I Love You Phillip Morris - Blu-ray Review

'if Jim Carrey is in your dramatic film covering a serious subject then your film has got a problem'

If Jim Carrey is in your dramatic film covering a serious subject then your film has got a problem. I don't mean that as a slight on Carrey but having him present signifies your film out to an audience as one thing and one thing only; a balls-out comedy with Carrey providing his trademark humour.

Various films have tried to overcome this and succeeded. The Truman Show was a marvellous amalgamation of a great story with enough room included for Carrey to do comedy. Fun With Dick And Jane was a comedy which reigned Carrey in by having him play the average guy next door. But for every Truman Show there's a Number 23. For every Fun With Dick And Jane there's a Batman Forever. Balancing Carrey is a skill all in itself and, unfortunately, it's a skill that first-time directors Glenn Ficarra and John Requa don't even come close to mastering at any point during I Love You Phillip Morris.

As such, and as ever with a Carrey film where the director hasn't mastered Carrey, the tone is all over the place. The signs are there early on. A scene with the supposedly straight Steven Russell (Carrey) having homosexual sex is played deliberately and broadly for laughs and it works as the type of comedy Carrey excels at; loud, uncompromising and a tad unexpected. Contrast that though with a scene where Carrey goes to visit the mother that gave him up for adoption. The laughs here feel less natural, more forced and the scene feels tangibly like it was meant to be more serious than Carrey makes it and than Ficarra and Requa frame it. This sort of ill-fitting balance continues throughout with touching scenes ruined by a manic Carrey who excels at the more overt pieces of comedy.

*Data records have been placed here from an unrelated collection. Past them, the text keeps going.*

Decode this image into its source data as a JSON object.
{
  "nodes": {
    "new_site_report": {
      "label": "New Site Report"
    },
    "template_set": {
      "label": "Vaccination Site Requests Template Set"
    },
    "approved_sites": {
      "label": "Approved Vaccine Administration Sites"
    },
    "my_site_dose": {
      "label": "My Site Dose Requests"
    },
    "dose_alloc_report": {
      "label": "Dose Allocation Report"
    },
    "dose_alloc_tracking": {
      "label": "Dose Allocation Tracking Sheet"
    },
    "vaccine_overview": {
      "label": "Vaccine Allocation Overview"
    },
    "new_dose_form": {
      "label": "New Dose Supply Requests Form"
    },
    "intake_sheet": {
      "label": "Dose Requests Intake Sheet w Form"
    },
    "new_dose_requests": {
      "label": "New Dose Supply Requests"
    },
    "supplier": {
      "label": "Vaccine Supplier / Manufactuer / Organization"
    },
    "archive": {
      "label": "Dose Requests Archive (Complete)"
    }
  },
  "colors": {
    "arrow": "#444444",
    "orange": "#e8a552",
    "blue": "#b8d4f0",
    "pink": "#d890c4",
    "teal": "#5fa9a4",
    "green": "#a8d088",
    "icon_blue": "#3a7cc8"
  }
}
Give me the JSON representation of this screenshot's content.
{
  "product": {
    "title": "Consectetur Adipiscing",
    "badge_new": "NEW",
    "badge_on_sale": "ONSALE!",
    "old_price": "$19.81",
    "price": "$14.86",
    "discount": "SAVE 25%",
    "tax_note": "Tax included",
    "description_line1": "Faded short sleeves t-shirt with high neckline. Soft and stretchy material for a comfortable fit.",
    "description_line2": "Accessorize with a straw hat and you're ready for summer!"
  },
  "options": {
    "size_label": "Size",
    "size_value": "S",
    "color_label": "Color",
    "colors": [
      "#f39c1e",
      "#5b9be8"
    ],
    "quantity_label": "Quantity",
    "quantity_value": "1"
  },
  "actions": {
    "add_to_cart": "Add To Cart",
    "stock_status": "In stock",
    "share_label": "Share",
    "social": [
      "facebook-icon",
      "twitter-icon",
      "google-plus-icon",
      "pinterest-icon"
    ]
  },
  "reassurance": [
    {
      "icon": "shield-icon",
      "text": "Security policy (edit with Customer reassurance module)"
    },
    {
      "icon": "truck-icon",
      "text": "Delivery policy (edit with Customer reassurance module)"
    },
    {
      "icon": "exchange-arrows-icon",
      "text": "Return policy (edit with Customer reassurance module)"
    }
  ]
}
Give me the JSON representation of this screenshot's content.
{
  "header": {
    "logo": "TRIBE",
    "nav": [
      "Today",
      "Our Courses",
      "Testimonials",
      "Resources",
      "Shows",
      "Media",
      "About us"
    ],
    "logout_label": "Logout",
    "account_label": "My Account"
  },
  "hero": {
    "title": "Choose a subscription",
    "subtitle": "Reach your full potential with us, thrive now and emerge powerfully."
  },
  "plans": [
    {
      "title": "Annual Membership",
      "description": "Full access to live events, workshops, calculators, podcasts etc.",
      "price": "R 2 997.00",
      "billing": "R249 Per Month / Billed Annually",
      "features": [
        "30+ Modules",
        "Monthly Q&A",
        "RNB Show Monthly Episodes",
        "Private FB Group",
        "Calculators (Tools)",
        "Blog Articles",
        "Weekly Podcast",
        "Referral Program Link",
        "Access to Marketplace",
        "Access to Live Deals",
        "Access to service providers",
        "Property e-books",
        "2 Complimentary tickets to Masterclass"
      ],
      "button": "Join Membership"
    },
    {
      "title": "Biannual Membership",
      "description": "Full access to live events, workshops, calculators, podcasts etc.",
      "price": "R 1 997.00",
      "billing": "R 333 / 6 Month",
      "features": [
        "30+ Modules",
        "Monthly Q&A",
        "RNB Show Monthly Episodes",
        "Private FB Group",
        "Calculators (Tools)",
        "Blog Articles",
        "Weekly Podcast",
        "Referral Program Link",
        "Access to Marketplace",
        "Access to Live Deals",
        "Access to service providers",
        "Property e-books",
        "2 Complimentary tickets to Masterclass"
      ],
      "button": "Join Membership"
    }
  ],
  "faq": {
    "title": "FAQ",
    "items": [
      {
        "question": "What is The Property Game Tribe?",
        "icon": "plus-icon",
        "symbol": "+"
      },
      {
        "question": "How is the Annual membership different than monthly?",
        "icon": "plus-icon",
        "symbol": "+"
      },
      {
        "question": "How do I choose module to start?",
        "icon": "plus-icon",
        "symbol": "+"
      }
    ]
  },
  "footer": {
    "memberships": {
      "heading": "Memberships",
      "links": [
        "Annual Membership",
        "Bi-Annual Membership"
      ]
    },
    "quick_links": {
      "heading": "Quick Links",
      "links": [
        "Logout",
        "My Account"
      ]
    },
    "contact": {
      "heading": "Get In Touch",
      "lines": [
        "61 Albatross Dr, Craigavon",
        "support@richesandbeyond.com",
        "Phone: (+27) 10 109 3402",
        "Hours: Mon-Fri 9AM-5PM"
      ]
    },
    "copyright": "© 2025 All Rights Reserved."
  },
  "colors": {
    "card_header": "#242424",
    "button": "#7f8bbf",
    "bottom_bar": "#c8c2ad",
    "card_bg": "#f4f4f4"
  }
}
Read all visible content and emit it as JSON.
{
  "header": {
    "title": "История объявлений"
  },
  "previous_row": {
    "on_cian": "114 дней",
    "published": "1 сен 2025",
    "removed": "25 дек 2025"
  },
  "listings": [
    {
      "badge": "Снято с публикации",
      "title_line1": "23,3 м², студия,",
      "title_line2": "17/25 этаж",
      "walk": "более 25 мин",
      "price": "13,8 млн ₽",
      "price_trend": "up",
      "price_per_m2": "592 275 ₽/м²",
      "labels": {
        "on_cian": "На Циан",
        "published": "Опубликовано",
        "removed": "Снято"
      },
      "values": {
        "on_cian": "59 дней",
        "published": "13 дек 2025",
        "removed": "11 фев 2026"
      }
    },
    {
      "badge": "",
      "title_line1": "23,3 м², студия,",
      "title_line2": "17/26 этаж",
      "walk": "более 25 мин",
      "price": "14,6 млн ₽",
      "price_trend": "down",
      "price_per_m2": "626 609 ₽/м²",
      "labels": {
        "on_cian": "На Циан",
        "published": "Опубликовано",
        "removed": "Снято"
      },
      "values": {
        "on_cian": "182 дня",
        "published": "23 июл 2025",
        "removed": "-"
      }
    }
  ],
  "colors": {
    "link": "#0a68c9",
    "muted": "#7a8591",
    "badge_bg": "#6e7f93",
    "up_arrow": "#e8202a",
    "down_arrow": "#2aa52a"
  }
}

In all this Carrey, there's not a lot of room for anything else. Ewan McGregor's Phillip Morris gets lost in the ether and considering he plays the titular character, the Morris/Russell relationship feels less developed than the Russell/Jimmy Kemple (Rodrigo Santoro) one of the first half, which, by the way, attempts to balance the comedy with the seriousness of a young man dying from AIDS.

Needless to say it doesn't succeed and, unfortunately, I Love You Phillip Morris falls into the group of valiant films that have tried to defy genre and have ended up being entirely unsatisfying because of that very fact.

Look further...

'consistently funny, clever and surprising, and it's also rather daring in its straightforward depiction of a homosexual relationship' - Phil On Film


  1. Remember what I was saying about it? So, I totally agree with your review. And as for comedy parts, who really made me laugh more was not Carrey but McGregor.

  2. I do absolutely remember yes! McGregor is good in this but I just found his role really underwritten - thought he could have had a lot more to do. Like you, I was generally pretty disappointed really.

  3. Jim Carrey is an actor that a strong director has to rein in. He is definitely capable of a good dramatic performance as shown in Eternal Sunshine of the Spotless Mind. It's too bad it didn't work out here.

  4. Yes completely agree Castor, he can definitely do the serious stuff, he just needs someone to tease the performance out of him properly and, as you say, it didn't come of for him and the directors here.